Sweetcorn as groundbait

Have you got a liquidiser? If so you will be able to make a great groundbait or groundbait additive that works brilliantly for roach, carp, bream, tench and rudd.

Pour the whole contents of a tin of corn into your liquidiser and give it a blast until the grains turn to a mush. This mush can be added to dampen a Method mix groundbait to give it extra scent and a scattering of colour, or it can be scooped into a pole cup and fed into your Stillwater swim to create a scented cloud that fish can’t refuse a quick sniff at.

You might need to scoop the pole cup under the water as you tip the contents out to help remove the sticky sludge from your cup though.

A few pellets added to the liquidised corn will give the fish something to get stuck into when they come to the yellow cloud.

Imitation sweetcorn


If you want to use sweetcorn for big fish, but there are masses of roach and rudd in your venue, you might like to consider using plastic, fake corn instead as the small fish can’t smash this bait to pieces.

There are two types of imitation sweetcorn – those that sink and those that float. Be sure to buy the type you want to use.

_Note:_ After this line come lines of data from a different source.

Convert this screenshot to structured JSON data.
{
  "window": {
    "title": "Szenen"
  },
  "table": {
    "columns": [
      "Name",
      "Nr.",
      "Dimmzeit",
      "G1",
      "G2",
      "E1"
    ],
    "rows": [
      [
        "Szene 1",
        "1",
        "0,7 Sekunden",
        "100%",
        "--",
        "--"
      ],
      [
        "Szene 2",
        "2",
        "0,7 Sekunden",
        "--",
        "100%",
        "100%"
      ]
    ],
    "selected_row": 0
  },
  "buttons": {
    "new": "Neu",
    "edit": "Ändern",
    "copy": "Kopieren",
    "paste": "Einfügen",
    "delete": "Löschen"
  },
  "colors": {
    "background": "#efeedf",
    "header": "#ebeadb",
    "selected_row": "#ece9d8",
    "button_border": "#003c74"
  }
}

Simply follow the hooking tips above to hair rig your imitation sweetcorn and present it over a few grains of natural corn. Don’t be put off with the bait being plastic – once the fish arrive in your swim and start munching away they won’t know the difference – you’ll soon get a run off a specimen fish.